▶ _Work instructions_:
Among the entries below, how many lines contain the string "icon"? Reply with that number alone.

(Data records for software interfaces)
********
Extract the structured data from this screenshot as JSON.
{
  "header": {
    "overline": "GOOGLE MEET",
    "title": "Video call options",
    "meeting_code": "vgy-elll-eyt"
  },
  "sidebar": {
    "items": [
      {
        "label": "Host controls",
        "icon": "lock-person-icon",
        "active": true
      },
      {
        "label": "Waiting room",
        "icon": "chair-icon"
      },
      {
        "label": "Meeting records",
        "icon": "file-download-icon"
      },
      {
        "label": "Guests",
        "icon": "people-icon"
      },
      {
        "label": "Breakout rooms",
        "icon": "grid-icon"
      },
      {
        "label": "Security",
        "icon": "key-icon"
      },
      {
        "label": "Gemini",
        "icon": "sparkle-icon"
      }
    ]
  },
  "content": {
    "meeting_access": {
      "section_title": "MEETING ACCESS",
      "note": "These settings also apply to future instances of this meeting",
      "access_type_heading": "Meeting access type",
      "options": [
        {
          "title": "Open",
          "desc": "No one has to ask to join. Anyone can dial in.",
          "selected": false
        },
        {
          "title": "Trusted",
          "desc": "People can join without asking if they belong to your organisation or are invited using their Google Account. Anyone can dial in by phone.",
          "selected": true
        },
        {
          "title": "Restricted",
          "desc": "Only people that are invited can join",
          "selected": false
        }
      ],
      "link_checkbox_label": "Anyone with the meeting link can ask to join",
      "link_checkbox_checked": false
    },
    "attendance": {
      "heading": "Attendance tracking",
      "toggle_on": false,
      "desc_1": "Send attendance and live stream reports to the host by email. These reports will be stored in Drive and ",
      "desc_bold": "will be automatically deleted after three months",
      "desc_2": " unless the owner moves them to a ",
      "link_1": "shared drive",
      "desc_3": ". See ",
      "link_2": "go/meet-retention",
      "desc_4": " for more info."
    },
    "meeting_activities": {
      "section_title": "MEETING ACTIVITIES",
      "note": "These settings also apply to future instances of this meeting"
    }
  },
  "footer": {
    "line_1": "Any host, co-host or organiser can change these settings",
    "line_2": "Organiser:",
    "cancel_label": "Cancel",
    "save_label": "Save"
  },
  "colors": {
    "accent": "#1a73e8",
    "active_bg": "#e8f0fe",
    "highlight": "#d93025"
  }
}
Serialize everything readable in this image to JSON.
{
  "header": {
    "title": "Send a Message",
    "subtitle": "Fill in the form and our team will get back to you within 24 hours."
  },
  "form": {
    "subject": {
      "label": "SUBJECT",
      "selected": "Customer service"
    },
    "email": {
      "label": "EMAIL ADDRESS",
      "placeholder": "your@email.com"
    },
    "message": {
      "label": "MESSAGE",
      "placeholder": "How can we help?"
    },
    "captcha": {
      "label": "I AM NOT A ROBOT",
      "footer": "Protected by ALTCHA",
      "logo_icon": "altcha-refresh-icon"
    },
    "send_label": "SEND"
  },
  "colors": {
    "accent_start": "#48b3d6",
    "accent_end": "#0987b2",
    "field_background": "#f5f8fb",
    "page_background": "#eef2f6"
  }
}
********
▶ _Output below_:
8